[Work task]: Looking at the entries underneath, work out how many lines contain "value". Write only that number.

[Input data]:
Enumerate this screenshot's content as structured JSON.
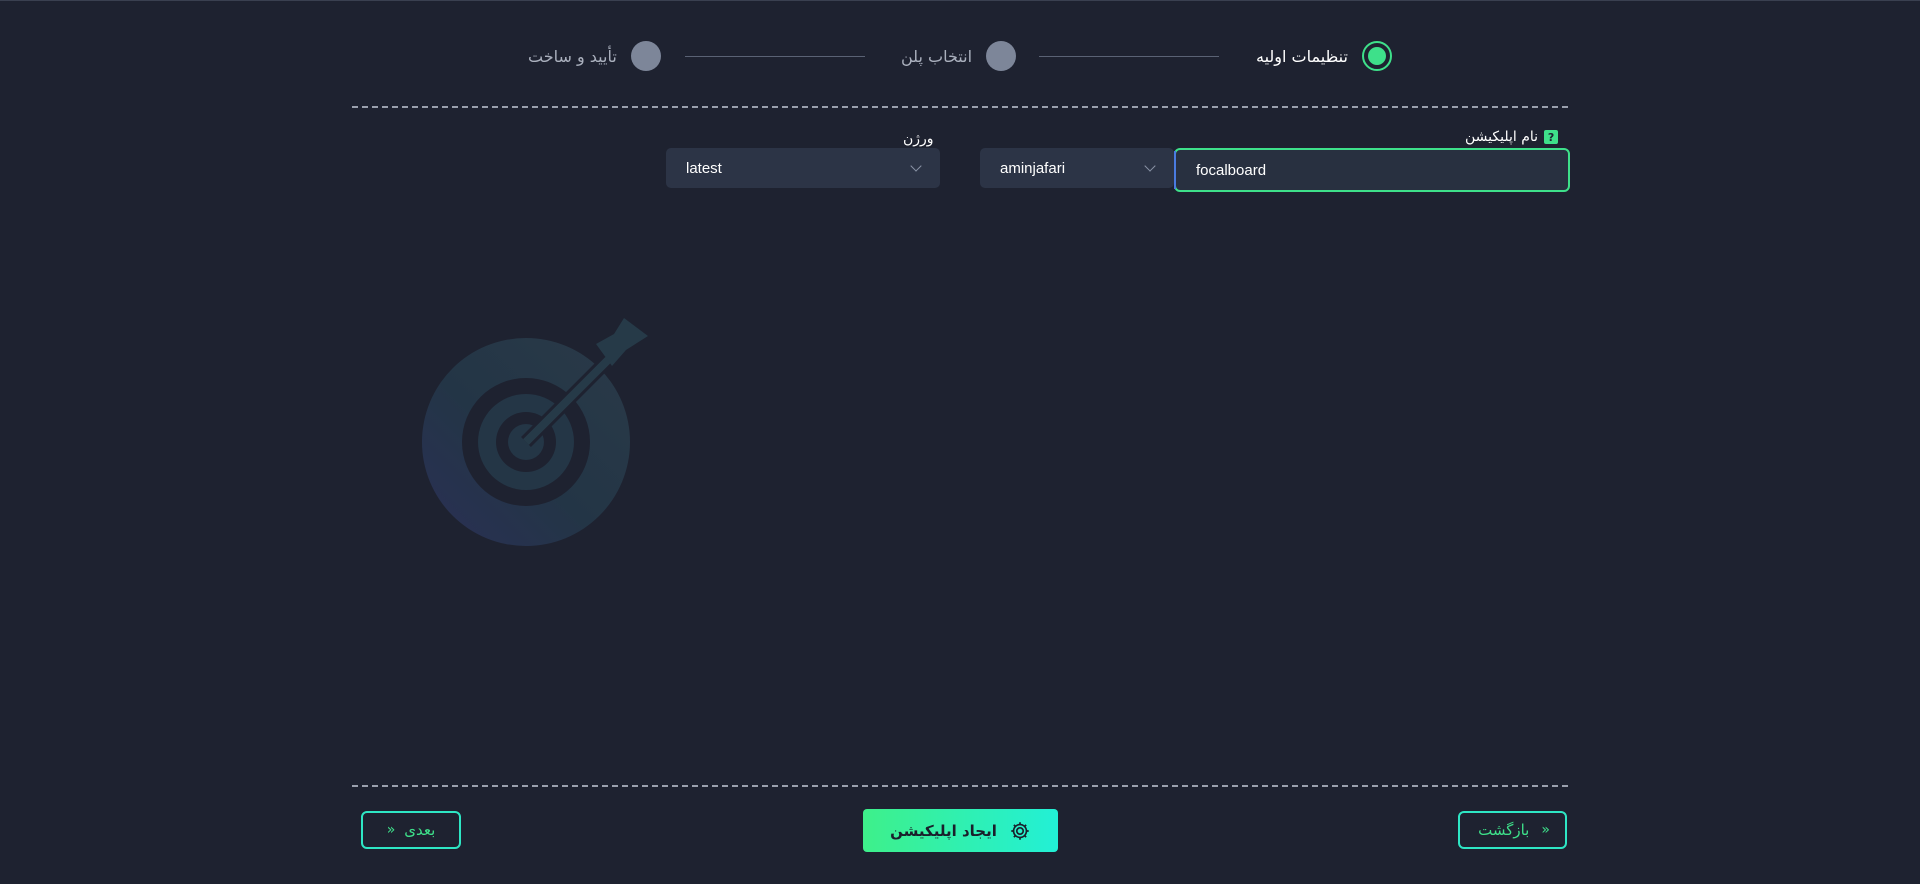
{
  "stepper": {
    "steps": [
      {
        "label": "تنظیمات اولیه",
        "state": "active"
      },
      {
        "label": "انتخاب پلن",
        "state": "pending"
      },
      {
        "label": "تأیید و ساخت",
        "state": "pending"
      }
    ]
  },
  "form": {
    "app_name": {
      "label": "نام اپلیکیشن",
      "help": "?",
      "value": "focalboard"
    },
    "image_select": {
      "value": "aminjafari"
    },
    "version": {
      "label": "ورژن",
      "value": "latest"
    }
  },
  "footer": {
    "back_label": "بازگشت",
    "create_label": "ایجاد اپلیکیشن",
    "next_label": "بعدی"
  },
  "colors": {
    "background": "#1e2230",
    "accent": "#3ee08a",
    "accent_alt": "#22f0d6",
    "inactive_step": "#7d8699"
  }
}
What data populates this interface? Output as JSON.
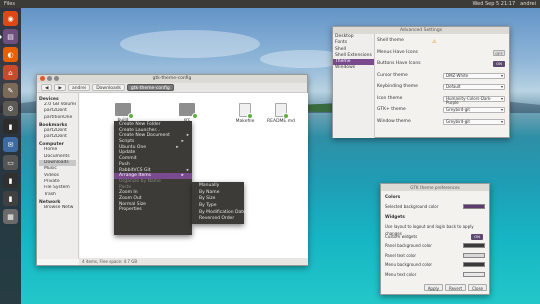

[Output for this task]: 3